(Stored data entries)
•••••

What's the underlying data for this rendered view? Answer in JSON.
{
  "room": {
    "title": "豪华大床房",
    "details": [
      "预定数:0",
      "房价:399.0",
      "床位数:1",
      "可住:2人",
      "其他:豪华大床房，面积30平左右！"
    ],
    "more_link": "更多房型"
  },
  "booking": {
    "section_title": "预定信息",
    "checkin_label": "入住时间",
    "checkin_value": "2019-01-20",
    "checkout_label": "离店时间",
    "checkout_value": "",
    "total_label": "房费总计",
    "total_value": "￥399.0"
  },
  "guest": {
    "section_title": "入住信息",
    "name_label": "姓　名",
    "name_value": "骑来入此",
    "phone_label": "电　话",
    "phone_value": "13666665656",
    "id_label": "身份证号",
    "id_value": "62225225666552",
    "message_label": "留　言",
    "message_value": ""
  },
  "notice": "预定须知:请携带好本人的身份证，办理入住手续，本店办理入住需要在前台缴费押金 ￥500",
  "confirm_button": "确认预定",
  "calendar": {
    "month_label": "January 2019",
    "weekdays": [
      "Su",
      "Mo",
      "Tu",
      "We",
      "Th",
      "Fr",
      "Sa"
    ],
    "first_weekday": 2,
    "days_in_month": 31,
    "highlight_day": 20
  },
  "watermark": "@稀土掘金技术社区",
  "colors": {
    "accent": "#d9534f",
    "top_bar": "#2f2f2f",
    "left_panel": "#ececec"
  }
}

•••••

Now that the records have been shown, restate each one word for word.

What's the underlying data for this rendered view? Answer in JSON.
{
  "room": {
    "title": "豪华大床房",
    "details": [
      "预定数:0",
      "房价:399.0",
      "床位数:1",
      "可住:2人",
      "其他:豪华大床房，面积30平左右！"
    ],
    "more_link": "更多房型"
  },
  "booking": {
    "section_title": "预定信息",
    "checkin_label": "入住时间",
    "checkin_value": "2019-01-20",
    "checkout_label": "离店时间",
    "checkout_value": "",
    "total_label": "房费总计",
    "total_value": "￥399.0"
  },
  "guest": {
    "section_title": "入住信息",
    "name_label": "姓　名",
    "name_value": "骑来入此",
    "phone_label": "电　话",
    "phone_value": "13666665656",
    "id_label": "身份证号",
    "id_value": "62225225666552",
    "message_label": "留　言",
    "message_value": ""
  },
  "notice": "预定须知:请携带好本人的身份证，办理入住手续，本店办理入住需要在前台缴费押金 ￥500",
  "confirm_button": "确认预定",
  "calendar": {
    "month_label": "January 2019",
    "weekdays": [
      "Su",
      "Mo",
      "Tu",
      "We",
      "Th",
      "Fr",
      "Sa"
    ],
    "first_weekday": 2,
    "days_in_month": 31,
    "highlight_day": 20
  },
  "watermark": "@稀土掘金技术社区",
  "colors": {
    "accent": "#d9534f",
    "top_bar": "#2f2f2f",
    "left_panel": "#ececec"
  }
}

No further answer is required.